Please return every line of the records below that contains the word "rest".
Segment Start: DATA EXCERPTS
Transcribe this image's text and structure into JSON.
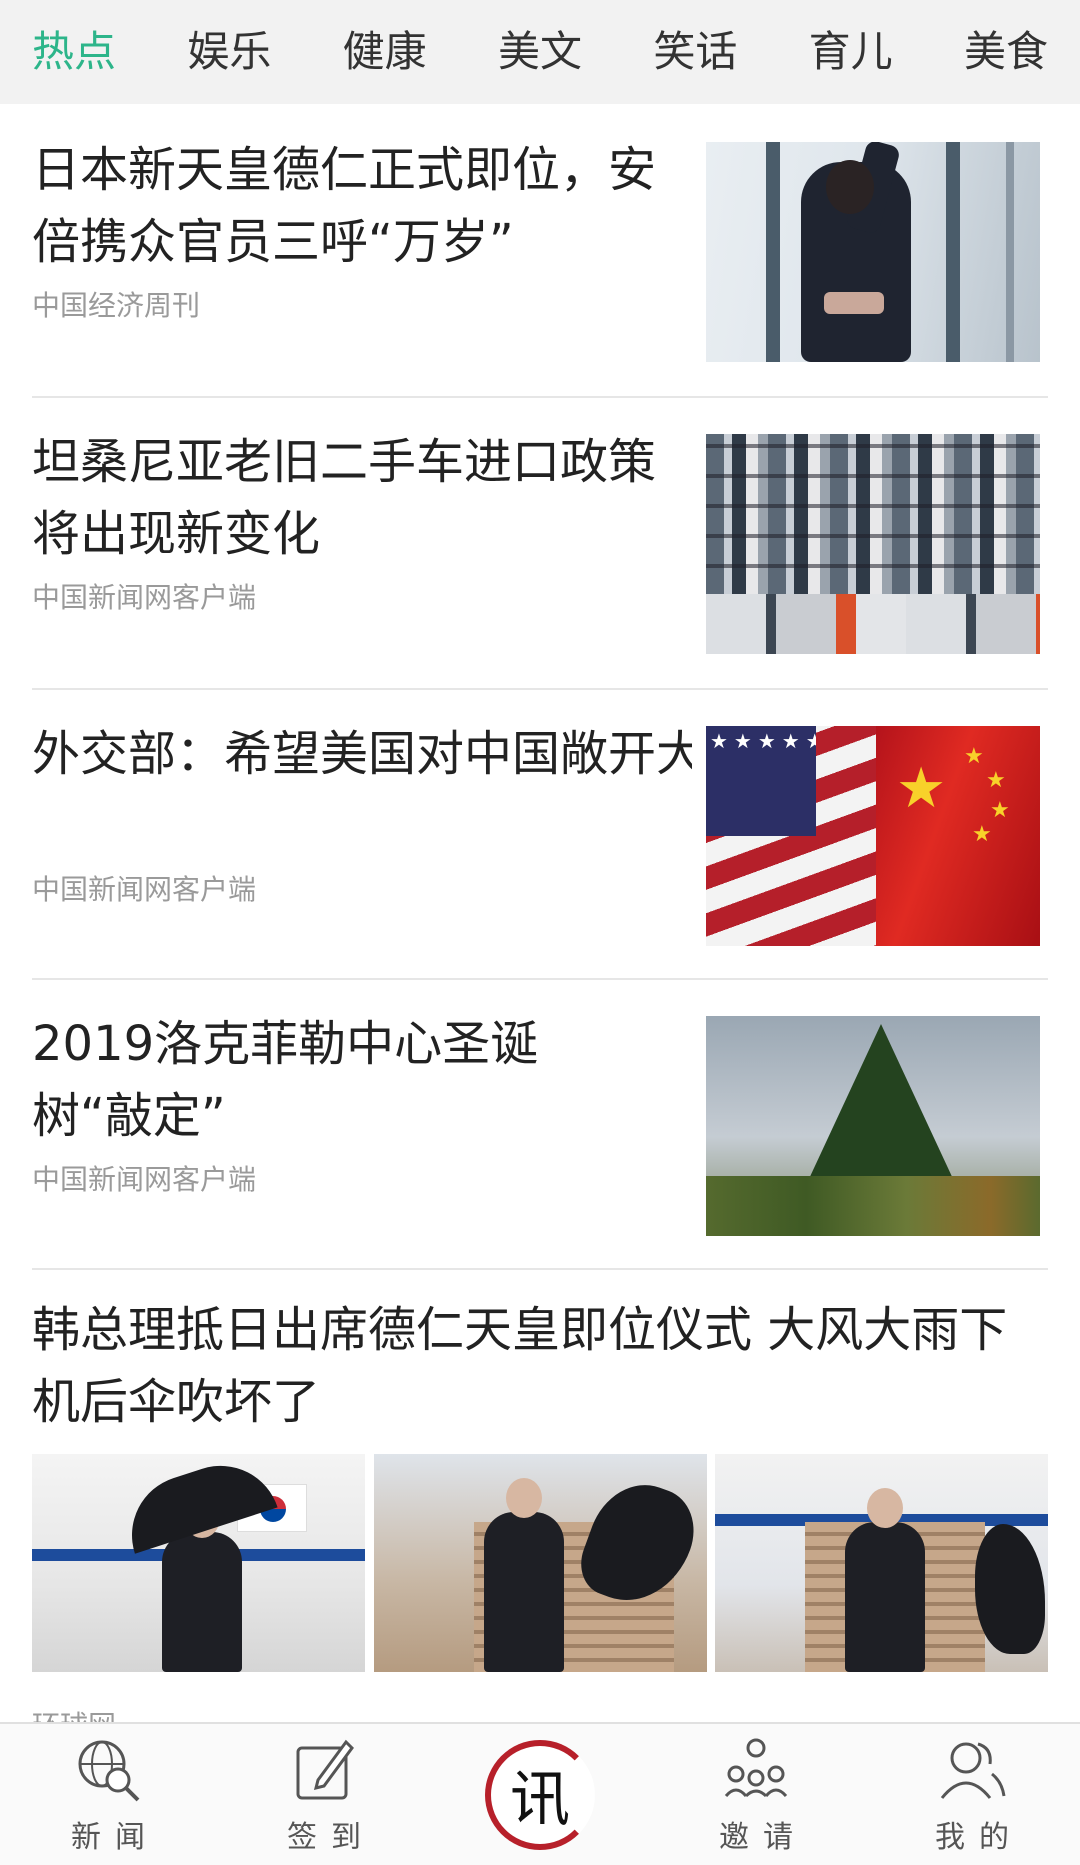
{
  "tabs": [
    {
      "label": "热点",
      "active": true
    },
    {
      "label": "娱乐",
      "active": false
    },
    {
      "label": "健康",
      "active": false
    },
    {
      "label": "美文",
      "active": false
    },
    {
      "label": "笑话",
      "active": false
    },
    {
      "label": "育儿",
      "active": false
    },
    {
      "label": "美食",
      "active": false
    }
  ],
  "colors": {
    "accent": "#2db58a",
    "logo_red": "#b7202a"
  },
  "feed": [
    {
      "title": "日本新天皇德仁正式即位，安倍携众官员三呼“万岁”",
      "source": "中国经济周刊"
    },
    {
      "title": "坦桑尼亚老旧二手车进口政策将出现新变化",
      "source": "中国新闻网客户端"
    },
    {
      "title": "外交部：希望美国对中国敞开大门，减少各种不合理…",
      "source": "中国新闻网客户端"
    },
    {
      "title": "2019洛克菲勒中心圣诞树“敲定”",
      "source": "中国新闻网客户端"
    },
    {
      "title": "韩总理抵日出席德仁天皇即位仪式 大风大雨下机后伞吹坏了",
      "source": "环球网"
    }
  ],
  "bottom_nav": [
    {
      "label": "新闻",
      "icon": "globe-search-icon"
    },
    {
      "label": "签到",
      "icon": "pencil-edit-icon"
    },
    {
      "label": "讯",
      "icon": "app-logo-icon"
    },
    {
      "label": "邀请",
      "icon": "people-network-icon"
    },
    {
      "label": "我的",
      "icon": "user-profile-icon"
    }
  ]
}
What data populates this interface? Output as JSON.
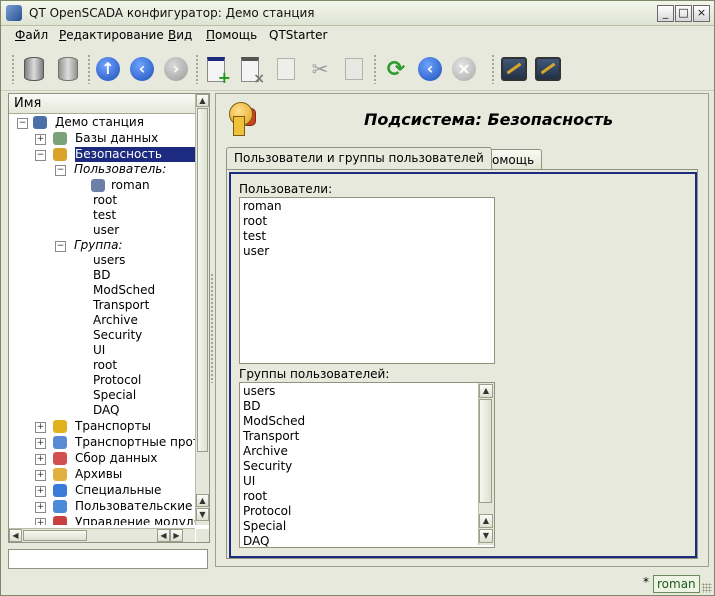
{
  "window": {
    "title": "QT OpenSCADA конфигуратор: Демо станция",
    "buttons": [
      "_",
      "□",
      "×"
    ]
  },
  "menu": [
    {
      "label": "Файл",
      "ul": "Ф",
      "rest": "айл"
    },
    {
      "label": "Редактирование",
      "ul": "Р",
      "rest": "едактирование"
    },
    {
      "label": "Вид",
      "ul": "В",
      "rest": "ид"
    },
    {
      "label": "Помощь",
      "ul": "П",
      "rest": "омощь"
    },
    {
      "label": "QTStarter",
      "ul": "",
      "rest": "QTStarter"
    }
  ],
  "toolbar": {
    "icons": [
      "db-load-icon",
      "db-save-icon",
      "up-icon",
      "back-icon",
      "forward-icon",
      "add-item-icon",
      "delete-item-icon",
      "copy-icon",
      "cut-icon",
      "paste-icon",
      "refresh-icon",
      "stop-back-icon",
      "stop-icon",
      "vision-icon",
      "config-icon"
    ]
  },
  "tree": {
    "header": "Имя",
    "items": [
      {
        "label": "Демо станция",
        "expander": "−",
        "icon": "station-icon",
        "icon_color": "#4d6fa8"
      },
      {
        "label": "Базы данных",
        "expander": "+",
        "icon": "database-icon",
        "icon_color": "#7aa27a"
      },
      {
        "label": "Безопасность",
        "expander": "−",
        "icon": "security-icon",
        "icon_color": "#d8a22b",
        "selected": true
      },
      {
        "label": "Пользователь:",
        "expander": "−",
        "italic": true
      },
      {
        "label": "roman",
        "icon": "user-icon",
        "icon_color": "#6b7fa8"
      },
      {
        "label": "root"
      },
      {
        "label": "test"
      },
      {
        "label": "user"
      },
      {
        "label": "Группа:",
        "expander": "−",
        "italic": true
      },
      {
        "label": "users"
      },
      {
        "label": "BD"
      },
      {
        "label": "ModSched"
      },
      {
        "label": "Transport"
      },
      {
        "label": "Archive"
      },
      {
        "label": "Security"
      },
      {
        "label": "UI"
      },
      {
        "label": "root"
      },
      {
        "label": "Protocol"
      },
      {
        "label": "Special"
      },
      {
        "label": "DAQ"
      },
      {
        "label": "Транспорты",
        "expander": "+",
        "icon": "transport-icon",
        "icon_color": "#e2b21e"
      },
      {
        "label": "Транспортные прото",
        "expander": "+",
        "icon": "protocol-icon",
        "icon_color": "#5b8ad4"
      },
      {
        "label": "Сбор данных",
        "expander": "+",
        "icon": "daq-icon",
        "icon_color": "#d05050"
      },
      {
        "label": "Архивы",
        "expander": "+",
        "icon": "archive-icon",
        "icon_color": "#e0b040"
      },
      {
        "label": "Специальные",
        "expander": "+",
        "icon": "special-icon",
        "icon_color": "#3a7ad8"
      },
      {
        "label": "Пользовательские и",
        "expander": "+",
        "icon": "ui-icon",
        "icon_color": "#4a8ad8"
      },
      {
        "label": "Управление модуля",
        "expander": "+",
        "icon": "modules-icon",
        "icon_color": "#c84040"
      }
    ]
  },
  "header": {
    "title": "Подсистема: Безопасность"
  },
  "tabs": [
    {
      "label": "Пользователи и группы пользователей",
      "active": true
    },
    {
      "label": "Помощь",
      "active": false
    }
  ],
  "users": {
    "label": "Пользователи:",
    "items": [
      "roman",
      "root",
      "test",
      "user"
    ]
  },
  "groups": {
    "label": "Группы пользователей:",
    "items": [
      "users",
      "BD",
      "ModSched",
      "Transport",
      "Archive",
      "Security",
      "UI",
      "root",
      "Protocol",
      "Special",
      "DAQ"
    ]
  },
  "status": {
    "mark": "*",
    "user": "roman"
  }
}
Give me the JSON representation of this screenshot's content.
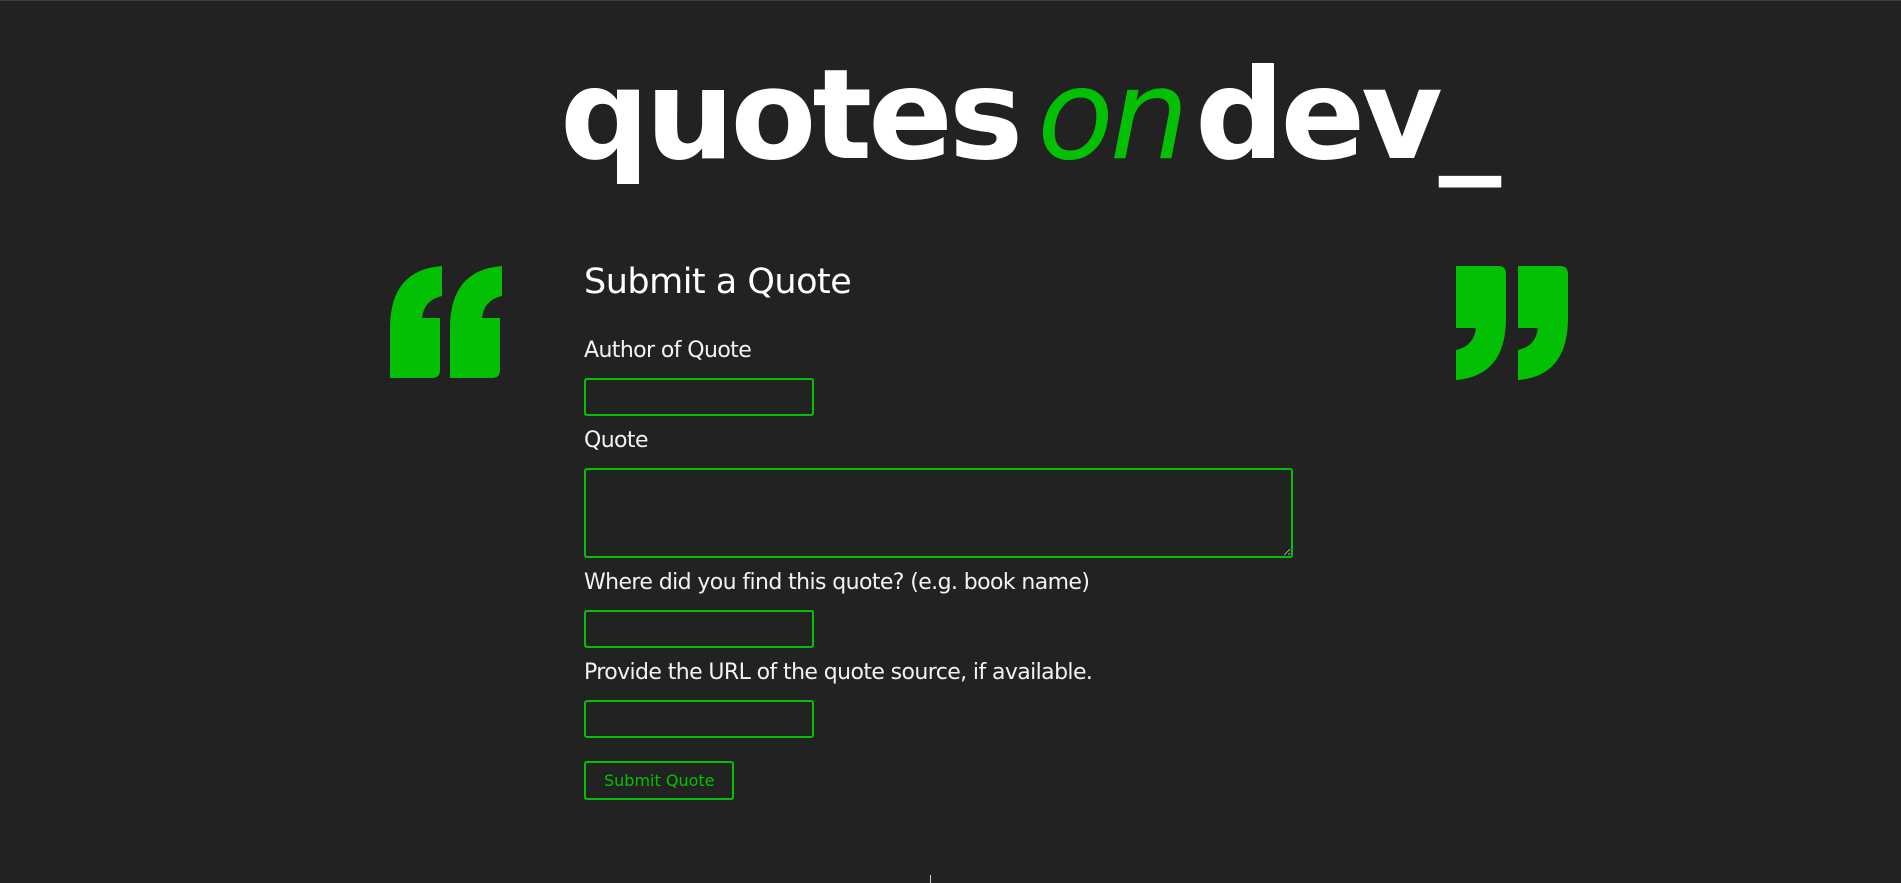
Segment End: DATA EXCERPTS
■ TASK SOLUTION:
      "rest": "айл"
      "rest": "едактирование"
      "rest": "ид"
      "rest": "омощь"
      "rest": "QTStarter"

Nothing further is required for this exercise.